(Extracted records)

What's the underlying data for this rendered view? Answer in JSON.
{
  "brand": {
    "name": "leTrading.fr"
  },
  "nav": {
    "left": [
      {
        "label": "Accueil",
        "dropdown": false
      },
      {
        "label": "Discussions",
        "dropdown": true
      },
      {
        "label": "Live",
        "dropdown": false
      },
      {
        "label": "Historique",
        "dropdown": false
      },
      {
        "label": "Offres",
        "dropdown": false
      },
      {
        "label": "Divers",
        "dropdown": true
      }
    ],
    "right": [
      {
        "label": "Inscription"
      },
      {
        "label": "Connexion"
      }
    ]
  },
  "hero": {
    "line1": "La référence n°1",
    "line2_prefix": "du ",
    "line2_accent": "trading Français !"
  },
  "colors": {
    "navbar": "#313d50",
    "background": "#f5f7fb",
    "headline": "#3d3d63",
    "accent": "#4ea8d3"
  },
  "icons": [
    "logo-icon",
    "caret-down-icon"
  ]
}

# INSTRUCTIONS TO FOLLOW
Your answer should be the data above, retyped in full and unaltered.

# WRITTEN REPLY
What's the underlying data for this rendered view? Answer in JSON.
{
  "brand": {
    "name": "leTrading.fr"
  },
  "nav": {
    "left": [
      {
        "label": "Accueil",
        "dropdown": false
      },
      {
        "label": "Discussions",
        "dropdown": true
      },
      {
        "label": "Live",
        "dropdown": false
      },
      {
        "label": "Historique",
        "dropdown": false
      },
      {
        "label": "Offres",
        "dropdown": false
      },
      {
        "label": "Divers",
        "dropdown": true
      }
    ],
    "right": [
      {
        "label": "Inscription"
      },
      {
        "label": "Connexion"
      }
    ]
  },
  "hero": {
    "line1": "La référence n°1",
    "line2_prefix": "du ",
    "line2_accent": "trading Français !"
  },
  "colors": {
    "navbar": "#313d50",
    "background": "#f5f7fb",
    "headline": "#3d3d63",
    "accent": "#4ea8d3"
  },
  "icons": [
    "logo-icon",
    "caret-down-icon"
  ]
}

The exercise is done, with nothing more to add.